Opportunities for Human and Forest Health, Green Jobs, and Social Benefits.
The practice of Shinrin-Yoku, “forest bathing”, or literally translated, bathing in the atmosphere of the forest, was established in Japan by Japan’s Ministry of Agriculture, Forestry, and Fisheries in the early 1980s to bring people back into nature in support of improved human health and wellbeing. Forest bathing, forest and nature therapy, forest immersion, and the Japanese term, Shinrin-Yoku, are all names that are often used interchangeably to describe the practice of “making contact with and taking in the atmosphere of the forest.”
This report explores the basics of forest and nature therapy, development of training and certifications to support credentialed practice, and research findings from around the world. The development of forest and nature therapy creates green job opportunities such as forest therapy guides and trainers, research and development roles, certified forest therapy trail implementation, and other associated products and services. These practices are now being introduced in the United States and Europe and the scientific basis is being expanded, including adoption within the USDA Forest Service.

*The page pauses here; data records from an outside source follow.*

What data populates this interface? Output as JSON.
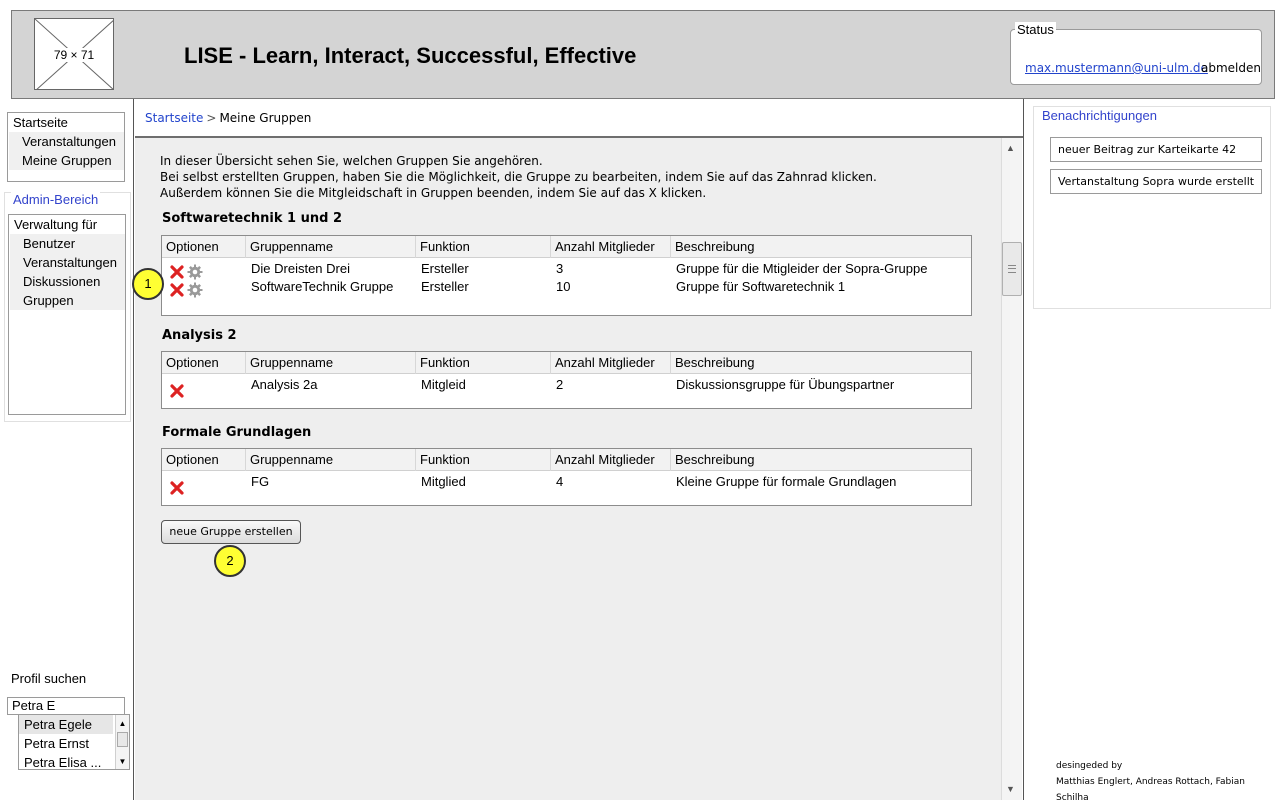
{
  "header": {
    "logo_placeholder": "79 × 71",
    "title": "LISE - Learn, Interact, Successful, Effective",
    "status": {
      "legend": "Status",
      "email": "max.mustermann@uni-ulm.de",
      "logout": "abmelden"
    }
  },
  "nav": {
    "title": "Startseite",
    "items": [
      "Veranstaltungen",
      "Meine Gruppen"
    ]
  },
  "admin": {
    "legend": "Admin-Bereich",
    "title": "Verwaltung für",
    "items": [
      "Benutzer",
      "Veranstaltungen",
      "Diskussionen",
      "Gruppen"
    ]
  },
  "profile_search": {
    "label": "Profil suchen",
    "value": "Petra E",
    "suggestions": [
      "Petra Egele",
      "Petra Ernst",
      "Petra Elisa ..."
    ]
  },
  "breadcrumb": {
    "home": "Startseite",
    "separator": ">",
    "current": "Meine Gruppen"
  },
  "intro": [
    "In dieser Übersicht sehen Sie, welchen Gruppen Sie angehören.",
    "Bei selbst erstellten Gruppen, haben Sie die Möglichkeit, die Gruppe zu bearbeiten, indem Sie auf das Zahnrad klicken.",
    "Außerdem können Sie die Mitgleidschaft in Gruppen beenden, indem Sie auf das X klicken."
  ],
  "table_headers": [
    "Optionen",
    "Gruppenname",
    "Funktion",
    "Anzahl Mitglieder",
    "Beschreibung"
  ],
  "sections": [
    {
      "title": "Softwaretechnik 1 und 2",
      "rows": [
        {
          "name": "Die Dreisten Drei",
          "function": "Ersteller",
          "members": "3",
          "description": "Gruppe für die Mtigleider der Sopra-Gruppe",
          "editable": true
        },
        {
          "name": "SoftwareTechnik Gruppe",
          "function": "Ersteller",
          "members": "10",
          "description": "Gruppe für Softwaretechnik 1",
          "editable": true
        }
      ]
    },
    {
      "title": "Analysis 2",
      "rows": [
        {
          "name": "Analysis 2a",
          "function": "Mitgleid",
          "members": "2",
          "description": "Diskussionsgruppe für Übungspartner",
          "editable": false
        }
      ]
    },
    {
      "title": "Formale Grundlagen",
      "rows": [
        {
          "name": "FG",
          "function": "Mitglied",
          "members": "4",
          "description": "Kleine Gruppe für formale Grundlagen",
          "editable": false
        }
      ]
    }
  ],
  "new_group_button": "neue Gruppe erstellen",
  "markers": [
    "1",
    "2"
  ],
  "notifications": {
    "legend": "Benachrichtigungen",
    "items": [
      "neuer Beitrag zur Karteikarte 42",
      "Vertanstaltung Sopra wurde erstellt"
    ]
  },
  "credits": {
    "line1": "desingeded by",
    "line2": "Matthias Englert, Andreas Rottach, Fabian Schilha"
  },
  "colors": {
    "link": "#2244cc",
    "marker": "#ffff33",
    "delete_icon": "#dd2222",
    "header_bg": "#d4d4d4",
    "content_bg": "#eeeeee"
  }
}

Forest and nature therapy is also being incorporated into treatments prescribed by clinicians. Additional research is necessary to continue to quantify the benefits of these practices and provide an expanded scientific-basis for further adoption.